What you need to do:
Within the listing below, filter for "Hostile" and copy every matching line.

Supplied material:
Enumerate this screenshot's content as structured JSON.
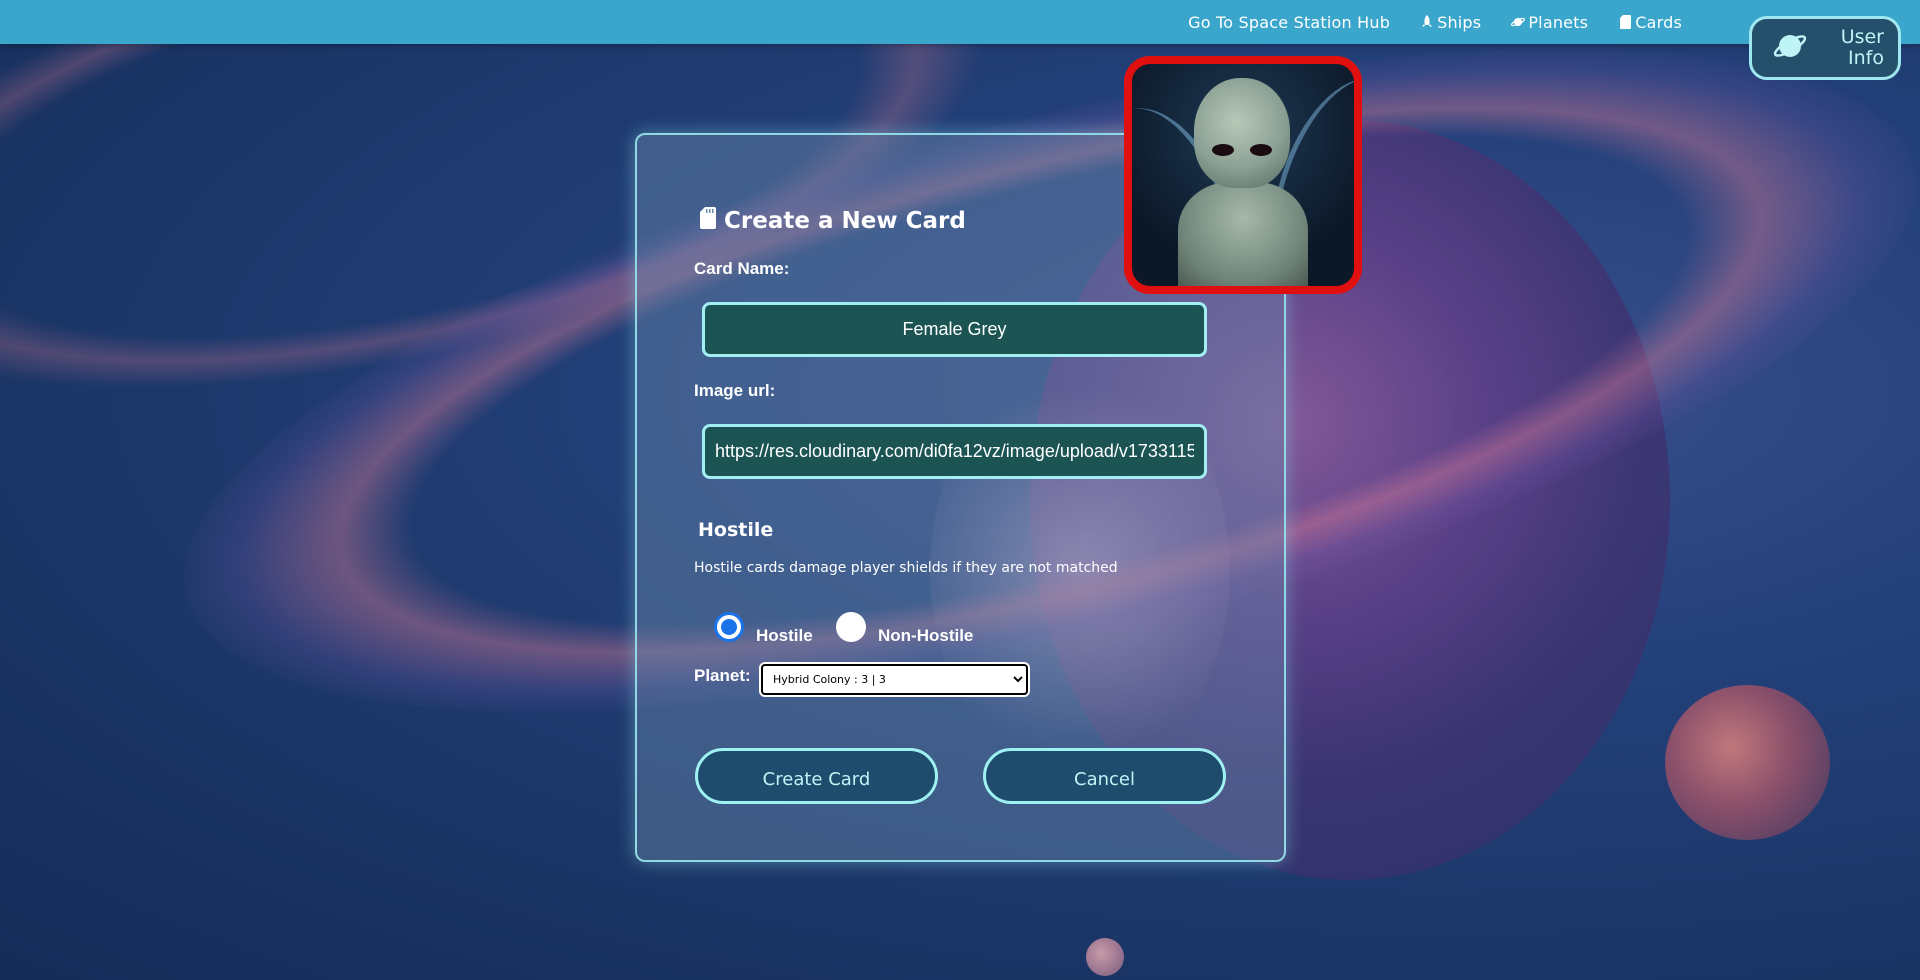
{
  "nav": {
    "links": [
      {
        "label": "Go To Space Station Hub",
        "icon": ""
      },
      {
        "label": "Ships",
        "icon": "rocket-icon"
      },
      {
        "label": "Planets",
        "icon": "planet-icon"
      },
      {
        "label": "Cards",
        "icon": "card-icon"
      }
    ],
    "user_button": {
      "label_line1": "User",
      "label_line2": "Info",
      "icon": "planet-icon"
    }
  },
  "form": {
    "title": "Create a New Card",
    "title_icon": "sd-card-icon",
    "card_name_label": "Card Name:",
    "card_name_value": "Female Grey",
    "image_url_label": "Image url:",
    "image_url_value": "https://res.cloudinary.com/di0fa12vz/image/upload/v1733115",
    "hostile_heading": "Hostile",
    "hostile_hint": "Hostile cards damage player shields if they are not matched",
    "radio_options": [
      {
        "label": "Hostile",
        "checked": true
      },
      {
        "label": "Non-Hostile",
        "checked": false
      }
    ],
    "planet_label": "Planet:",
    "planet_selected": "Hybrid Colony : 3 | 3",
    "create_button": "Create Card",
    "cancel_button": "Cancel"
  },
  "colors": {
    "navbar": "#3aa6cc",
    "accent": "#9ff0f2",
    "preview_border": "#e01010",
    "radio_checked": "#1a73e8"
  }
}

Response below:
    "hostile_heading": "Hostile",
    "hostile_hint": "Hostile cards damage player shields if they are not matched",
        "label": "Hostile",
        "label": "Non-Hostile",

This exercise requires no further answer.